During the reign of Ögedei Khan, the Sultanate of Rum offered friendship and a modest tribute to Chormaqan, a kheshig and one of the Mongols' greatest generals. Under Kaykhusraw II, however, the Mongols began to pressure the sultan to go to Mongolia in person, give hostages and accept a Mongol darughachi.
Under the leadership of Baiju, the Mongol commander, the Mongols attacked Rum in the winter of 1242-1243 and seized the city of Erzurum. Sultan Kaykhusraw II immediately called on his neighbours to contribute troops to resist the invasion. The Empire of Trebizond sent a detachment and the sultan engaged a group of "Frankish" mercenaries. A few Georgian nobles such as Shamadavle of Akhaltsikhe also joined him, but most Georgians were compelled to fight alongside their Mongol overlords.
The decisive battle was fought at Köse Dağ on June 26, 1243. The primary sources do not record the size of the opposing armies but suggest that the Mongols faced a numerically superior force.

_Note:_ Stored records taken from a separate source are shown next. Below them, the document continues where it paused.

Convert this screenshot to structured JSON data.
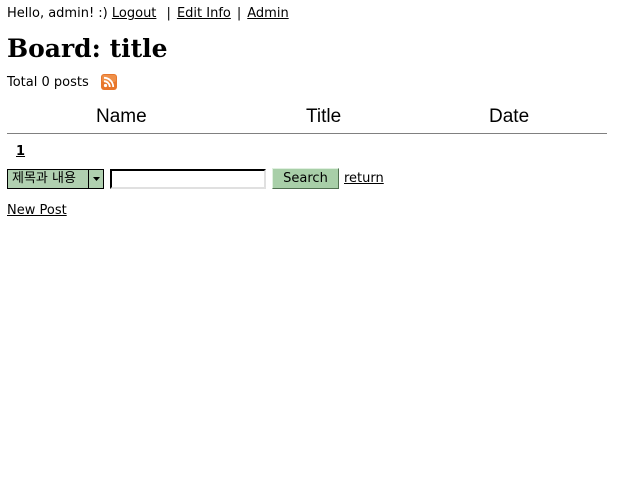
{
  "user_bar": {
    "greeting": "Hello, admin! :)",
    "logout": "Logout",
    "edit_info": "Edit Info",
    "admin": "Admin",
    "separator": "|"
  },
  "board": {
    "title": "Board: title",
    "post_count": "Total 0 posts",
    "rss_icon": "rss-feed-icon",
    "rss_color": "#e8762b"
  },
  "table": {
    "columns": [
      "Name",
      "Title",
      "Date"
    ]
  },
  "pager": {
    "current_page": "1"
  },
  "search": {
    "scope_selected": "제목과 내용",
    "query_value": "",
    "button_label": "Search",
    "return_label": "return",
    "button_color": "#a8cfa8",
    "select_color": "#b0d0b0"
  },
  "actions": {
    "new_post": "New Post"
  }
}
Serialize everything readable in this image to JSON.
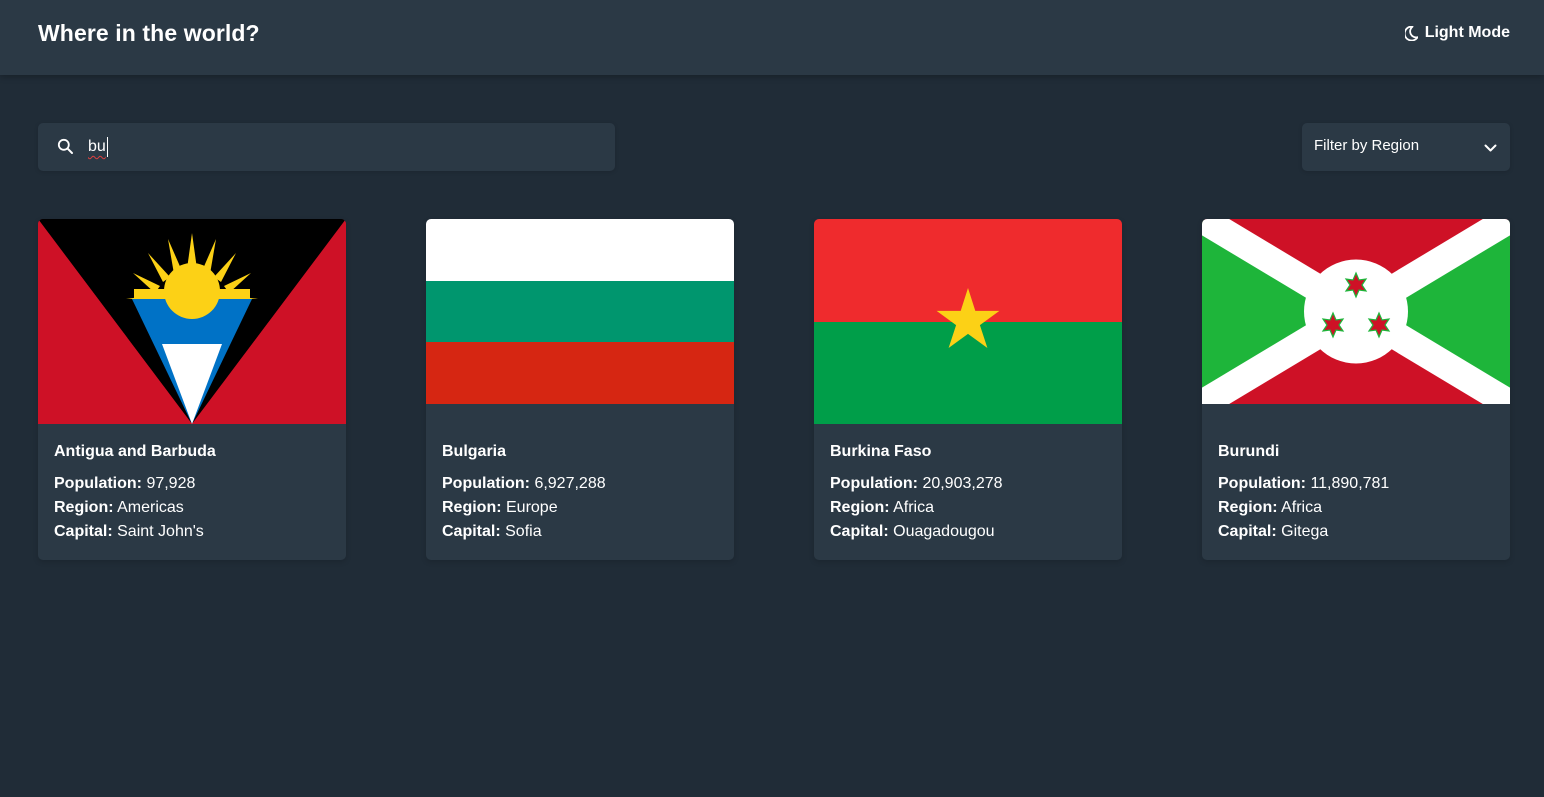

Baiju brushed aside an apprehensive notice from his Georgian officer regarding the size of the Seljuq army by stating that they counted as nothing the numbers of their enemies: "the more they are, the more glorious it is to win, and the more plunder we shall secure".
Kaykhusraw II rejected the proposal of his experienced commanders to wait for the Mongol attack. Instead, he sent a force of 20,000 men, led by inexperienced commanders, against the Mongol army. The Mongol army, pretending a retreat, turned back, encircled the Seljuq army and defeated it.
When the rest of the Seljuq army witnessed their defeat, many Seljuq commanders and their soldiers, including Kaykhusraw II, started to abandon the battlefield. Eventually, the Seljuq army was left without leaders and most of their soldiers had deserted, without seeing any combat.